This week at the Association for Research in Vision and Ophthalmology’s (ARVO) meeting in Honolulu, Hawaii, researchers present promising data on a new instrument that provides imaging similar to confocal microscopy, but with two significant benefits: a non-contact application and a wider field of view.
After imaging three healthy subjects with a new instrument based on full-field optical coherence tomography (FFOCT), the researchers were able to view the in vivo corneal epithelium, Bowman’s layer, sub-basal nerve plexus (SNP), stromal keratocytes, stromal nerves, Descemet’s membrane (DM) and endothelial cells within the nuclei. The new tool also provided a 1.3mm field of view compared with a 0.33mm view usually obtained with confocal microscopy.
"FFOCT examination of the corneas of three healthy subjects revealed cells, nuclei and nerves with sizes and shapes matching those visible with the confocal microscope,” according to the researchers’ ARVO abstract. “At the same time, a non-contact nature and a wide viewing area of FFOCT presented significant advantages over the confocal microscopy in terms of patient comfort and clinical value. This makes the future implementation of FFOCT in clinical studies remarkably promising.”
“This new technology—full-field OCT—provides exquisite en-face images the cornea without making corneal contact,” says Joseph Shovlin, OD, of Scranton, PA. “In addition, a widefield image is obtained with cellular detail comparable to what’s gained with confocal microscopy. Similar to the tremendous acceptance of OCT imaging, full-field OCT may soon be readily available to clinicians in practice.”

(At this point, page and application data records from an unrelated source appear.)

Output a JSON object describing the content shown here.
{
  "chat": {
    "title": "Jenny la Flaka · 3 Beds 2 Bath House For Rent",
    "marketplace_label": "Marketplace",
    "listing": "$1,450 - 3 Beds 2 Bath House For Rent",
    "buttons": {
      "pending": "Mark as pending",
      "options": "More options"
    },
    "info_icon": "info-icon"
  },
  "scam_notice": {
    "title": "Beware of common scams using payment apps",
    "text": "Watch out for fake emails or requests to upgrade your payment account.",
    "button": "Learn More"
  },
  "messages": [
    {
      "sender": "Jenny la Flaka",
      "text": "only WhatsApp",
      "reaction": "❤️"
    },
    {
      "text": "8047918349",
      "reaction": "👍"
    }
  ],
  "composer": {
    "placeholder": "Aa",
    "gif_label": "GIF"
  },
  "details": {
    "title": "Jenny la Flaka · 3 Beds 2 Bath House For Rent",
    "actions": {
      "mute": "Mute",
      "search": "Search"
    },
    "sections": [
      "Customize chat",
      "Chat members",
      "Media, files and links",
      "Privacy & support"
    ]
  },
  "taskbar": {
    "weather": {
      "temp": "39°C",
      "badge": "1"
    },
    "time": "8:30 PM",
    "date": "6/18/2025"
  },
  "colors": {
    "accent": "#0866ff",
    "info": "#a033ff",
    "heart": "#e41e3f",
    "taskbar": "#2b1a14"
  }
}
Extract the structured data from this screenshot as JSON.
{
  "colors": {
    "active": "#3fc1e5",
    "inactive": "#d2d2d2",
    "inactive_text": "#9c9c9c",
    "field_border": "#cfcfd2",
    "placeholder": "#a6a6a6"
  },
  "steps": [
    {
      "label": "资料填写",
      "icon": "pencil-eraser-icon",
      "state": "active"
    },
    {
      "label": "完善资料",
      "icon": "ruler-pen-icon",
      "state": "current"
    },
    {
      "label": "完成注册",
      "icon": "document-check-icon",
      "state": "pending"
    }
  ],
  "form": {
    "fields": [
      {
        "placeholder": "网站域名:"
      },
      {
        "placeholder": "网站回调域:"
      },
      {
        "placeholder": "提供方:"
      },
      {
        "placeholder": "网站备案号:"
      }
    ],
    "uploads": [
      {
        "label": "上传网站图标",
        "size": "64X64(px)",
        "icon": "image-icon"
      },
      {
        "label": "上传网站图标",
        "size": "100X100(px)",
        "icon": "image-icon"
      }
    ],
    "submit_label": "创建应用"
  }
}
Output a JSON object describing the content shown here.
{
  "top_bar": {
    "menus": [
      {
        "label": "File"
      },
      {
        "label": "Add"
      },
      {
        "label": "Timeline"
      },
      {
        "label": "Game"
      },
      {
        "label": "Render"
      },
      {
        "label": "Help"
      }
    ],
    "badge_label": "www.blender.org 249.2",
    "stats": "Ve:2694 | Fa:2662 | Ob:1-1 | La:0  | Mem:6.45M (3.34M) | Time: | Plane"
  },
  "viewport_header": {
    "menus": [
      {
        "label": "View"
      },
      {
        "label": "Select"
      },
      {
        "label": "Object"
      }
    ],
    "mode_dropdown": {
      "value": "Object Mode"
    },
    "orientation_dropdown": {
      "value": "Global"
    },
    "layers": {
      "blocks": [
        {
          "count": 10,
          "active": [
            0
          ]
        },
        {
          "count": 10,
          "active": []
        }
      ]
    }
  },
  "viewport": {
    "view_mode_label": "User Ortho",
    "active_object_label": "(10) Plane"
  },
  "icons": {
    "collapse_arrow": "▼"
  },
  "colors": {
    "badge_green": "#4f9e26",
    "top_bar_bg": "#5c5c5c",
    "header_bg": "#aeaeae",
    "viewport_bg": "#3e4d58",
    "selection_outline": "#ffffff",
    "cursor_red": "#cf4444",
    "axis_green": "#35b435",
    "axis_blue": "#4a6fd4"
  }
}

|Mazlin V, Xiao P, Grieve K, et al. A novel non-contact instrument for en face cellular resolution imaging of in vivo human cornea based on full-field OCT. ARVO 2018. Abstract 3437.|